MATERIAL TO PROCESS:
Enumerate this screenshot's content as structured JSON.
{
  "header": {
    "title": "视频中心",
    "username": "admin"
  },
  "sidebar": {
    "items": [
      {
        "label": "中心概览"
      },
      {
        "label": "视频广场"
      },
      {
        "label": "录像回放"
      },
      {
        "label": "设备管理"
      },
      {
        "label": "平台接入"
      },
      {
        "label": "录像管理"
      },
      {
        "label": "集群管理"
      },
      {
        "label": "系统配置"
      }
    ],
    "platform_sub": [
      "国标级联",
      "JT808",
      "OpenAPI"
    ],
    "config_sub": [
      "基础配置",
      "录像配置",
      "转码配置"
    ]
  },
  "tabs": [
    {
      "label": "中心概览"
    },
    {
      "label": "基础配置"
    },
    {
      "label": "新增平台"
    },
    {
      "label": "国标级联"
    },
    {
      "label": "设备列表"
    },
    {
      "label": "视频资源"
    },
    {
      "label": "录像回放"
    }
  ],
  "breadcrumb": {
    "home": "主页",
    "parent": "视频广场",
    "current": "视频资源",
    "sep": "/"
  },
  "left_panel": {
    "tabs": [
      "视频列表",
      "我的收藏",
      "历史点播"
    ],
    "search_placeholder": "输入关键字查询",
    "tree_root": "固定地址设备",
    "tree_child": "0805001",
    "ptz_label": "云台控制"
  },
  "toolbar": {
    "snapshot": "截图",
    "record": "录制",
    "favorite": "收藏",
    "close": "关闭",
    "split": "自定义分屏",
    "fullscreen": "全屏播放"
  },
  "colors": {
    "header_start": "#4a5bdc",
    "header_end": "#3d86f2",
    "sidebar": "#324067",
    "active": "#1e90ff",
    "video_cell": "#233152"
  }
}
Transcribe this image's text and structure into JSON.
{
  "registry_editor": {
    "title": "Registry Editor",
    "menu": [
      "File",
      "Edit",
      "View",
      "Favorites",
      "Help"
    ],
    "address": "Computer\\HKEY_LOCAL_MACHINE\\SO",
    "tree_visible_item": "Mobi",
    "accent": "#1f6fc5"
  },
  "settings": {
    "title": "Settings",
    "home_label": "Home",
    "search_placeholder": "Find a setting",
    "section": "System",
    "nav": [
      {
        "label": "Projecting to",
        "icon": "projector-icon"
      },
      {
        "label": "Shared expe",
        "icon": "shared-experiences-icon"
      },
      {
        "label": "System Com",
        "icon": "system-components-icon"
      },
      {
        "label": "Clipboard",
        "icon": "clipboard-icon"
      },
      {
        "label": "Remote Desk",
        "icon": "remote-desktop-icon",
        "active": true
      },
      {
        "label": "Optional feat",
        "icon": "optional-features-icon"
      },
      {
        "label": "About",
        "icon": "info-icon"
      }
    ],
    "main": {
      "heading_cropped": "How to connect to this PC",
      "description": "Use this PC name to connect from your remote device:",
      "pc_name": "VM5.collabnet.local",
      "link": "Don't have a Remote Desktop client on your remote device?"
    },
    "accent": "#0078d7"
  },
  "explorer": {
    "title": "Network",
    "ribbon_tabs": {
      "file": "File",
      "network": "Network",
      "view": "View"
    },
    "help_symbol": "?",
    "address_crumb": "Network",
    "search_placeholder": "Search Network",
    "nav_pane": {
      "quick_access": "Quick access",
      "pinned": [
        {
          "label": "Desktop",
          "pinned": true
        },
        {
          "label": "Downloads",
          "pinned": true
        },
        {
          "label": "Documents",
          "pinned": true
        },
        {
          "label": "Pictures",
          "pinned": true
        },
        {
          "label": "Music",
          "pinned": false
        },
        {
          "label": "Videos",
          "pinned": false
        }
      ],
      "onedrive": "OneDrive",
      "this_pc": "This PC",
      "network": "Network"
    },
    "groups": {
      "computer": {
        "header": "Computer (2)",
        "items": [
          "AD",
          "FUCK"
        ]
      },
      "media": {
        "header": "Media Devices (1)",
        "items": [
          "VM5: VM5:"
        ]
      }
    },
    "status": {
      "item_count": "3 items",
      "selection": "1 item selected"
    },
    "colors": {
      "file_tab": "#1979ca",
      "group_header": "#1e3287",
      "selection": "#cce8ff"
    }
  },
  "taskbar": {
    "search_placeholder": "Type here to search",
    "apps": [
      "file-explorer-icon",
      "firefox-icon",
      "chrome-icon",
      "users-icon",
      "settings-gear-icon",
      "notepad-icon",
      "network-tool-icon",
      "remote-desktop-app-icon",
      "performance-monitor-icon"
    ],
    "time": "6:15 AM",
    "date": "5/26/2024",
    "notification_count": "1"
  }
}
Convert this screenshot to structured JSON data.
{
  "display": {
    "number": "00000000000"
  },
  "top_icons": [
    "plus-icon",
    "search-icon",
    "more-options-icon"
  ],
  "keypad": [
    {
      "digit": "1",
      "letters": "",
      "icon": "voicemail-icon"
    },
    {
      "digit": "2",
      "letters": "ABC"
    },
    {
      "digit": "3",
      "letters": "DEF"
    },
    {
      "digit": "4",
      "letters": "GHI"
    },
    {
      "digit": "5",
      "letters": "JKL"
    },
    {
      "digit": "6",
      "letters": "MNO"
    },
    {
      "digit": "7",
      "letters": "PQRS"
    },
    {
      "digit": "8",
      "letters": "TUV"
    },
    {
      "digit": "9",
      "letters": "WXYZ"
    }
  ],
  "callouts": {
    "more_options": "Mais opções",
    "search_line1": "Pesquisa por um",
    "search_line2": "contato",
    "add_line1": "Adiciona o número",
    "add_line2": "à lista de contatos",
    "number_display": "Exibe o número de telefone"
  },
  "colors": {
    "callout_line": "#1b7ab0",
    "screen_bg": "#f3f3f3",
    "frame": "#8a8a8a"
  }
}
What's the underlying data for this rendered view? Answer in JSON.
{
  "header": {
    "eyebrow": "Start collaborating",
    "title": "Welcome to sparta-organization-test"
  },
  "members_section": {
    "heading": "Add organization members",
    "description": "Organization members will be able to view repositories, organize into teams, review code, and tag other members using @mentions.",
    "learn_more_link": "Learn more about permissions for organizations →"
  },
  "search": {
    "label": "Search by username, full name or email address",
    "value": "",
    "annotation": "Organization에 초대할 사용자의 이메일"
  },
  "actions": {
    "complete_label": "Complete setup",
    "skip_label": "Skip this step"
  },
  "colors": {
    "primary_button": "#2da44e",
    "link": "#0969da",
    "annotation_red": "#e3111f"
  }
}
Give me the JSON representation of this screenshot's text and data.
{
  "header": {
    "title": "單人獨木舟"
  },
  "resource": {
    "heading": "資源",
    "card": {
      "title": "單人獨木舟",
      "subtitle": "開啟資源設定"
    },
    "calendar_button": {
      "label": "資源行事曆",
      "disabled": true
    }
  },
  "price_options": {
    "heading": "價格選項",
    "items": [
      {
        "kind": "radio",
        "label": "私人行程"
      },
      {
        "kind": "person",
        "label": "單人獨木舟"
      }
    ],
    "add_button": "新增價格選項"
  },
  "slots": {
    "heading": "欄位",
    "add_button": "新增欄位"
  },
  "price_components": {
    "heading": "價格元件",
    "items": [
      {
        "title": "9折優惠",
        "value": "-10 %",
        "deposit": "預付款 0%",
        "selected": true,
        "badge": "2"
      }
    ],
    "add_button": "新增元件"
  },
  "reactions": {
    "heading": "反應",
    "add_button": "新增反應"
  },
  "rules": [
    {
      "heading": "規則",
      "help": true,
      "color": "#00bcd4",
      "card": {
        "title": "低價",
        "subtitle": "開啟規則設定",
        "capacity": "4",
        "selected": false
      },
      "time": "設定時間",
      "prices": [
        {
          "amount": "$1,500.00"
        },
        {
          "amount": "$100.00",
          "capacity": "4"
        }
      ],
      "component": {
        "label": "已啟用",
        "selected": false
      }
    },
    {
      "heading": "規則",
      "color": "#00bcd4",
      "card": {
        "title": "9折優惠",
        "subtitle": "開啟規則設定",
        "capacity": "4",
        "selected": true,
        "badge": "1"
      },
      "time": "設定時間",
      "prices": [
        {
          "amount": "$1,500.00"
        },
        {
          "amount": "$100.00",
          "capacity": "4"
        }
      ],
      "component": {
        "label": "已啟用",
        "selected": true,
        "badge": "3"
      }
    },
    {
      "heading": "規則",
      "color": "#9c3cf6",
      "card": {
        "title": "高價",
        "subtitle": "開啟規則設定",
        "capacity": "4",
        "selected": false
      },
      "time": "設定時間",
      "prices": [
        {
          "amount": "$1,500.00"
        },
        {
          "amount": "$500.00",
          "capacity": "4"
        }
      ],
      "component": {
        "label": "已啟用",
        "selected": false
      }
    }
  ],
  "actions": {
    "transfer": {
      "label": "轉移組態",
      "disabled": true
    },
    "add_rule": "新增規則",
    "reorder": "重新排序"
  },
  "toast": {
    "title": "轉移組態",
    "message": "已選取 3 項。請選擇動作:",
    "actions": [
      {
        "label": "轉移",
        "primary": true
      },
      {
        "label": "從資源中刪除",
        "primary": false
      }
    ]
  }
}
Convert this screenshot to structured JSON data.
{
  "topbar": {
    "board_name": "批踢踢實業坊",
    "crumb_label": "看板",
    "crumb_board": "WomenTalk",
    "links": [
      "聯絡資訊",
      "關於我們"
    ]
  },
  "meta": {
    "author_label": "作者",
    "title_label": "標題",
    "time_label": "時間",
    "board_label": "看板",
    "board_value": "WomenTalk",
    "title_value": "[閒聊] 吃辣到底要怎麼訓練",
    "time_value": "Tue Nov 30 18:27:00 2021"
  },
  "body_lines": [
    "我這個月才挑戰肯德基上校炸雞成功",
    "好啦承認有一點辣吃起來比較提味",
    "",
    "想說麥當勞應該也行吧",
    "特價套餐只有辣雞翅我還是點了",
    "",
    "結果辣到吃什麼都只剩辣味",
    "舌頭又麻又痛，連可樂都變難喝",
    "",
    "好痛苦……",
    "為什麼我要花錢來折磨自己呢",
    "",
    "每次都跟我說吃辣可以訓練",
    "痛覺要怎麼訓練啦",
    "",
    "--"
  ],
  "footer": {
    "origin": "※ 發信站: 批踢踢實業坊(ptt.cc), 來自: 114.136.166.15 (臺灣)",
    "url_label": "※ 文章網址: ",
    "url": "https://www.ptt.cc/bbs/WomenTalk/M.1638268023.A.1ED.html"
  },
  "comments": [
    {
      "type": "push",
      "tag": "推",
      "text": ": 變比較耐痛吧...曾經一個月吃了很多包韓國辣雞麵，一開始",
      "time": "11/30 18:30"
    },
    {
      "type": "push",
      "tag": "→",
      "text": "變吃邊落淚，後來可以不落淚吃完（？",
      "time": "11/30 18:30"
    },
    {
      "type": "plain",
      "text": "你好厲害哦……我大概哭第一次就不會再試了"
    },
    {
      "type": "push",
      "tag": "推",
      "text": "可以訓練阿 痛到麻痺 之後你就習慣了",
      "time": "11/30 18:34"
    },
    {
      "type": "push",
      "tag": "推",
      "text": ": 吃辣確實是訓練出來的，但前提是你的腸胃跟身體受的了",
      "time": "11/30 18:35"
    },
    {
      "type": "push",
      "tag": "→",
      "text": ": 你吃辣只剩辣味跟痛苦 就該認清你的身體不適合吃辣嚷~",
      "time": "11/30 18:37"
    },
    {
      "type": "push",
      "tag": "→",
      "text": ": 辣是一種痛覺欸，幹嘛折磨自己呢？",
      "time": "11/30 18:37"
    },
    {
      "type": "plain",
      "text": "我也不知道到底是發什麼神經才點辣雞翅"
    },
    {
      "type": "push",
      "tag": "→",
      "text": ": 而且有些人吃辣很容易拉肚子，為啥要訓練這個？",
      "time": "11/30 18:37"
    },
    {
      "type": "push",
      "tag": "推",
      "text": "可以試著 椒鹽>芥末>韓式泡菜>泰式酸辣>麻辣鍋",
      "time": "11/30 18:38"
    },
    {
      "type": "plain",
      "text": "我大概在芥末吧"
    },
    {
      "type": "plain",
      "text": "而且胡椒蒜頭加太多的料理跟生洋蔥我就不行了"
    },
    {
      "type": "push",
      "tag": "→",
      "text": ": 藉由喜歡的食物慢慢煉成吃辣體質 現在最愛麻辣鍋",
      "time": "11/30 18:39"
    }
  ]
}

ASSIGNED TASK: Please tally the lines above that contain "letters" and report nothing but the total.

SOLVED EXERCISE: 9